Like any other medication, Erleada can cause side effects in patients who take it. The most common side effects are:3

  • Fatigue, or severe tiredness
  • High blood pressure
  • Rash
  • Diarrhea
  • Nausea
  • Weight loss
  • Joint pains
  • Falls
  • Hot flashes
  • Decreased appetite
  • Fractures
  • Swelling of the legs, hands, and feet

Patients also experienced changes in their lab work including:3

  • Anemia (decreased hemoglobin)
  • Leukopenia (decreased white blood cell count)
  • Lymphopenia (decreased lymphocyte count)
  • Increased cholesterol
  • Increased blood sugars
  • Increased triglycerides
  • Increased potassium levels
  • Decreased thyroid levels

Patients who take Erleada should be aware that they are at an increased risk for falls and fractures.2 These falls were not caused by seizures and were not related to patients fainting or losing consciousness. Two patients on Erleada have reported that they have had seizures.2 If you experience a seizure while taking Erleada, you will have to discontinue the medication permanently.

Talk to your doctor

You should tell your doctor and pharmacist about all of the medications you are on, not just the ones that they prescribe. Your doctor or pharmacist will let you know if any medications you are taking interfere with Erleada.

The FDA estimates that approximately 161,000 men in the United States were diagnosed with prostate cancer in 2017.1 Almost 27,000 men are expected to die from prostate cancer.
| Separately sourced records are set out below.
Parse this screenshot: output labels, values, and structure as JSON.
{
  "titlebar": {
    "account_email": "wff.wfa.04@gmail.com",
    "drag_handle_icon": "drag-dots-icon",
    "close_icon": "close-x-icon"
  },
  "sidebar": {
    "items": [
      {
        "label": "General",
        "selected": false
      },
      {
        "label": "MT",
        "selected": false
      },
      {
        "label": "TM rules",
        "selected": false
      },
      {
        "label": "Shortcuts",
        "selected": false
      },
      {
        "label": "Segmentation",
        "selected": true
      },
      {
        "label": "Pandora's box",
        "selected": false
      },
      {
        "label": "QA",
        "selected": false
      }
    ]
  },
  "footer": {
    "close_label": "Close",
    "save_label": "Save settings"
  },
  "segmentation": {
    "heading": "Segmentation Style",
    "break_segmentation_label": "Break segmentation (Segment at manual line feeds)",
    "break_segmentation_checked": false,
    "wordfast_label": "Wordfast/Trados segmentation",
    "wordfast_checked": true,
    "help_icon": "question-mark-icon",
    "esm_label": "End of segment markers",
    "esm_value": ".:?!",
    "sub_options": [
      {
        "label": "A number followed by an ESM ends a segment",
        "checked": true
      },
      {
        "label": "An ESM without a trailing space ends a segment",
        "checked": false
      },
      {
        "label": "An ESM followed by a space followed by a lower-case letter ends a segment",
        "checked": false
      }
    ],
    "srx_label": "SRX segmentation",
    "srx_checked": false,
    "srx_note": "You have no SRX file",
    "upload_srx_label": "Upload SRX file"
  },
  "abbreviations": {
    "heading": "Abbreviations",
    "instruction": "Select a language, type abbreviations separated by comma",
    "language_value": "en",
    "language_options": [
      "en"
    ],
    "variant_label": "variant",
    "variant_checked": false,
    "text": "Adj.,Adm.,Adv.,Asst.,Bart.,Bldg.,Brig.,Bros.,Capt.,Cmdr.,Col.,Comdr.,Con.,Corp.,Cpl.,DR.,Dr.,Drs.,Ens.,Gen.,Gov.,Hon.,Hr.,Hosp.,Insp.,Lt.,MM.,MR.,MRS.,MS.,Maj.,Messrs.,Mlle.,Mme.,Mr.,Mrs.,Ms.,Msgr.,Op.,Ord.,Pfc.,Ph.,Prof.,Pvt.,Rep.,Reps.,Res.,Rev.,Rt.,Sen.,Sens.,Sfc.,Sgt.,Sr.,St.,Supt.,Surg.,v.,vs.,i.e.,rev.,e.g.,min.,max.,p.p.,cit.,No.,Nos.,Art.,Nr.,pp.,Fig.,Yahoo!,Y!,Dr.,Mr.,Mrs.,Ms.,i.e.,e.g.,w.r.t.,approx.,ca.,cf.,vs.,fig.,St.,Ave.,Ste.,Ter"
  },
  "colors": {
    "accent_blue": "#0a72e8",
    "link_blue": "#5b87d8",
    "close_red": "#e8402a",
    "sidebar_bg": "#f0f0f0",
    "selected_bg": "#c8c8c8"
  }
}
Erleada offers an effective treatment for NM-CRPC and paves the way for other new prostate cancer treatments.

Last reviewed: October 2019
  1. FDA approves new treatment for a certain type of prostate cancer using novel clinical trial endpoint. U.S. Food and Drug Administration. Published 2019. Accessed September 1, 2019.
  2. Erleada Prescribing Information. Published 2019. Accessed September 1, 2019.
  3. ERLEADA™ (apalutamide). ERLEADA™ (apalutamide) HCP. Published 2019. Accessed September 1, 2019.